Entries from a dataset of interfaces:
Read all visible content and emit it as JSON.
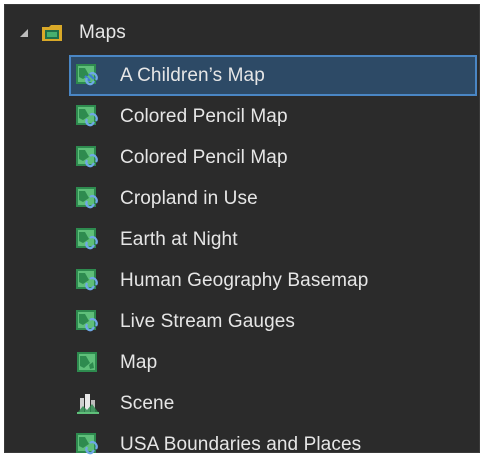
{
  "tree": {
    "folder_label": "Maps",
    "items": [
      {
        "label": "A Children’s Map",
        "icon": "web-map-icon",
        "selected": true
      },
      {
        "label": "Colored Pencil Map",
        "icon": "web-map-icon",
        "selected": false
      },
      {
        "label": "Colored Pencil Map",
        "icon": "web-map-icon",
        "selected": false
      },
      {
        "label": "Cropland in Use",
        "icon": "web-map-icon",
        "selected": false
      },
      {
        "label": "Earth at Night",
        "icon": "web-map-icon",
        "selected": false
      },
      {
        "label": "Human Geography Basemap",
        "icon": "web-map-icon",
        "selected": false
      },
      {
        "label": "Live Stream Gauges",
        "icon": "web-map-icon",
        "selected": false
      },
      {
        "label": "Map",
        "icon": "map-icon",
        "selected": false
      },
      {
        "label": "Scene",
        "icon": "scene-icon",
        "selected": false
      },
      {
        "label": "USA Boundaries and Places",
        "icon": "web-map-icon",
        "selected": false
      }
    ]
  },
  "colors": {
    "background": "#2b2b2b",
    "text": "#e6e6e6",
    "selection_fill": "#2d4a66",
    "selection_border": "#4a86c4",
    "map_icon_green": "#2e8b4f",
    "link_blue": "#3f7fd0"
  }
}
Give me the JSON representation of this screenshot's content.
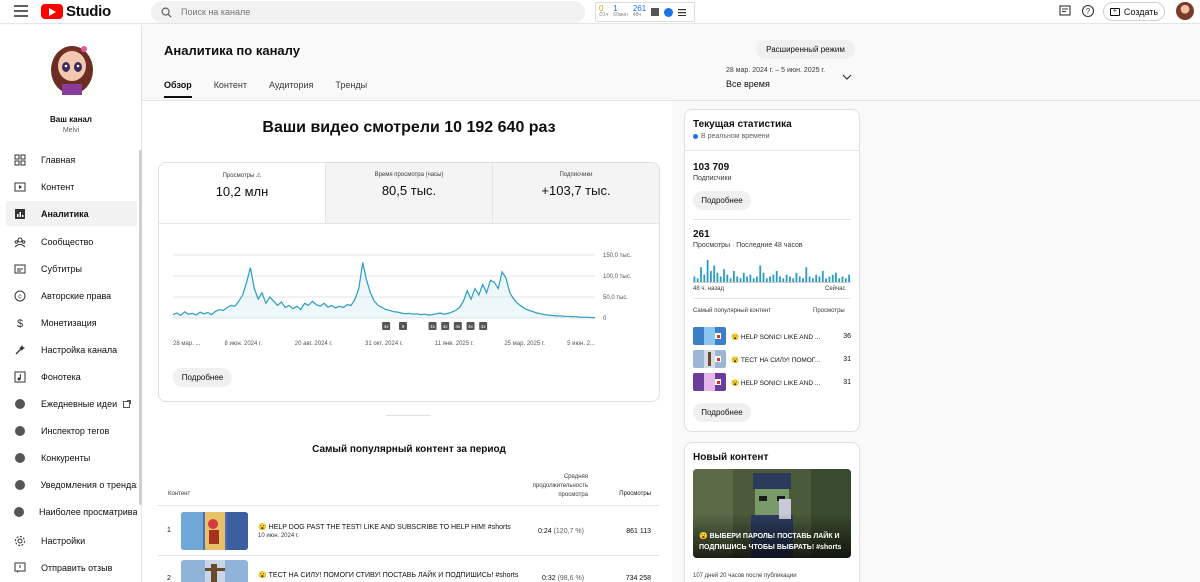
{
  "topbar": {
    "logo_text": "Studio",
    "search_placeholder": "Поиск на канале",
    "ext_stats": [
      {
        "value": "0",
        "label": "⏱1ч"
      },
      {
        "value": "1",
        "label": "60мин"
      },
      {
        "value": "261",
        "label": "48ч"
      }
    ],
    "create_label": "Создать"
  },
  "sidebar": {
    "channel_name": "Ваш канал",
    "channel_handle": "Melvi",
    "items": [
      {
        "label": "Главная",
        "icon": "dashboard-icon"
      },
      {
        "label": "Контент",
        "icon": "content-icon"
      },
      {
        "label": "Аналитика",
        "icon": "analytics-icon"
      },
      {
        "label": "Сообщество",
        "icon": "community-icon"
      },
      {
        "label": "Субтитры",
        "icon": "subtitles-icon"
      },
      {
        "label": "Авторские права",
        "icon": "copyright-icon"
      },
      {
        "label": "Монетизация",
        "icon": "monetization-icon"
      },
      {
        "label": "Настройка канала",
        "icon": "customization-icon"
      },
      {
        "label": "Фонотека",
        "icon": "audio-library-icon"
      },
      {
        "label": "Ежедневные идеи",
        "icon": "extension-icon"
      },
      {
        "label": "Инспектор тегов",
        "icon": "extension-icon"
      },
      {
        "label": "Конкуренты",
        "icon": "extension-icon"
      },
      {
        "label": "Уведомления о трендах",
        "icon": "extension-icon"
      },
      {
        "label": "Наиболее просматриваемые",
        "icon": "extension-icon"
      },
      {
        "label": "Настройки",
        "icon": "settings-icon"
      },
      {
        "label": "Отправить отзыв",
        "icon": "feedback-icon"
      }
    ]
  },
  "header": {
    "title": "Аналитика по каналу",
    "tabs": [
      "Обзор",
      "Контент",
      "Аудитория",
      "Тренды"
    ],
    "advanced_mode": "Расширенный режим",
    "date_range": "28 мар. 2024 г. – 5 июн. 2025 г.",
    "date_label": "Все время"
  },
  "overview": {
    "headline": "Ваши видео смотрели 10 192 640 раз",
    "metrics": [
      {
        "label": "Просмотры",
        "value": "10,2 млн"
      },
      {
        "label": "Время просмотра (часы)",
        "value": "80,5 тыс."
      },
      {
        "label": "Подписчики",
        "value": "+103,7 тыс."
      }
    ],
    "more_label": "Подробнее"
  },
  "chart_data": {
    "type": "line",
    "title": "",
    "xlabel": "",
    "ylabel": "",
    "ylim": [
      0,
      150000
    ],
    "y_ticks": [
      "150,0 тыс.",
      "100,0 тыс.",
      "50,0 тыс.",
      "0"
    ],
    "x_ticks": [
      "28 мар. ...",
      "8 июн. 2024 г.",
      "20 авг. 2024 г.",
      "31 окт. 2024 г.",
      "11 янв. 2025 г.",
      "25 мар. 2025 г.",
      "5 июн. 2..."
    ],
    "series": [
      {
        "values": [
          8000,
          12000,
          6000,
          15000,
          9000,
          11000,
          7000,
          14000,
          10000,
          13000,
          8000,
          16000,
          20000,
          18000,
          25000,
          30000,
          28000,
          40000,
          55000,
          85000,
          120000,
          70000,
          45000,
          60000,
          35000,
          50000,
          40000,
          30000,
          38000,
          25000,
          30000,
          22000,
          28000,
          20000,
          35000,
          30000,
          40000,
          32000,
          28000,
          35000,
          26000,
          30000,
          24000,
          28000,
          25000,
          32000,
          30000,
          45000,
          70000,
          132000,
          90000,
          60000,
          40000,
          30000,
          25000,
          20000,
          18000,
          15000,
          14000,
          12000,
          10000,
          11000,
          9000,
          10000,
          8000,
          9000,
          7000,
          8000,
          10000,
          12000,
          9000,
          11000,
          14000,
          18000,
          25000,
          40000,
          65000,
          45000,
          70000,
          55000,
          80000,
          60000,
          90000,
          85000,
          70000,
          110000,
          95000,
          60000,
          45000,
          35000,
          28000,
          22000,
          18000,
          15000,
          12000,
          10000,
          8000,
          7000,
          6000,
          5000,
          5000,
          4000,
          4000,
          3000,
          3000,
          2000,
          2000,
          2000,
          1000,
          1000
        ]
      }
    ],
    "event_markers": [
      "4x",
      "8",
      "4x",
      "4x",
      "4x",
      "4x",
      "4x"
    ]
  },
  "top_content": {
    "title": "Самый популярный контент за период",
    "col_content": "Контент",
    "col_duration": "Средняя продолжительность просмотра",
    "col_views": "Просмотры",
    "rows": [
      {
        "index": "1",
        "title": "😮 HELP DOG PAST THE TEST! LIKE AND SUBSCRIBE TO HELP HIM! #shorts",
        "date": "10 июн. 2024 г.",
        "duration": "0:24",
        "percent": "(120,7 %)",
        "views": "861 113"
      },
      {
        "index": "2",
        "title": "😮 ТЕСТ НА СИЛУ! ПОМОГИ СТИВУ! ПОСТАВЬ ЛАЙК И ПОДПИШИСЬ! #shorts",
        "date": "",
        "duration": "0:32",
        "percent": "(98,6 %)",
        "views": "734 258"
      }
    ]
  },
  "realtime": {
    "title": "Текущая статистика",
    "live_label": "В реальном времени",
    "subs_value": "103 709",
    "subs_label": "Подписчики",
    "more_label": "Подробнее",
    "views_value": "261",
    "views_label": "Просмотры · Последние 48 часов",
    "axis_left": "48 ч. назад",
    "axis_right": "Сейчас",
    "bars": [
      3,
      2,
      8,
      4,
      12,
      6,
      9,
      5,
      3,
      7,
      4,
      2,
      6,
      3,
      2,
      5,
      3,
      4,
      2,
      3,
      9,
      5,
      2,
      3,
      4,
      6,
      3,
      2,
      4,
      3,
      2,
      5,
      3,
      2,
      8,
      3,
      2,
      4,
      3,
      6,
      2,
      3,
      4,
      5,
      2,
      3,
      2,
      4
    ],
    "top_label": "Самый популярный контент",
    "top_views_label": "Просмотры",
    "top_rows": [
      {
        "title": "😮 HELP SONIC! LIKE AND ...",
        "views": "36"
      },
      {
        "title": "😮 ТЕСТ НА СИЛУ! ПОМОГ...",
        "views": "31"
      },
      {
        "title": "😮 HELP SONIC! LIKE AND ...",
        "views": "31"
      }
    ]
  },
  "new_content": {
    "title": "Новый контент",
    "caption": "😮 ВЫБЕРИ ПАРОЛЬ! ПОСТАВЬ ЛАЙК И ПОДПИШИСЬ ЧТОБЫ ВЫБРАТЬ! #shorts",
    "meta": "107 дней 20 часов после публикации"
  },
  "colors": {
    "accent": "#2a9cc4",
    "brand": "#ff0000",
    "live": "#1a73e8"
  }
}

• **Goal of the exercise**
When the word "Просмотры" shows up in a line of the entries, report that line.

• **Exercise solution**
        "label": "Просмотры",
    "col_views": "Просмотры",
    "views_label": "Просмотры · Последние 48 часов",
    "top_views_label": "Просмотры",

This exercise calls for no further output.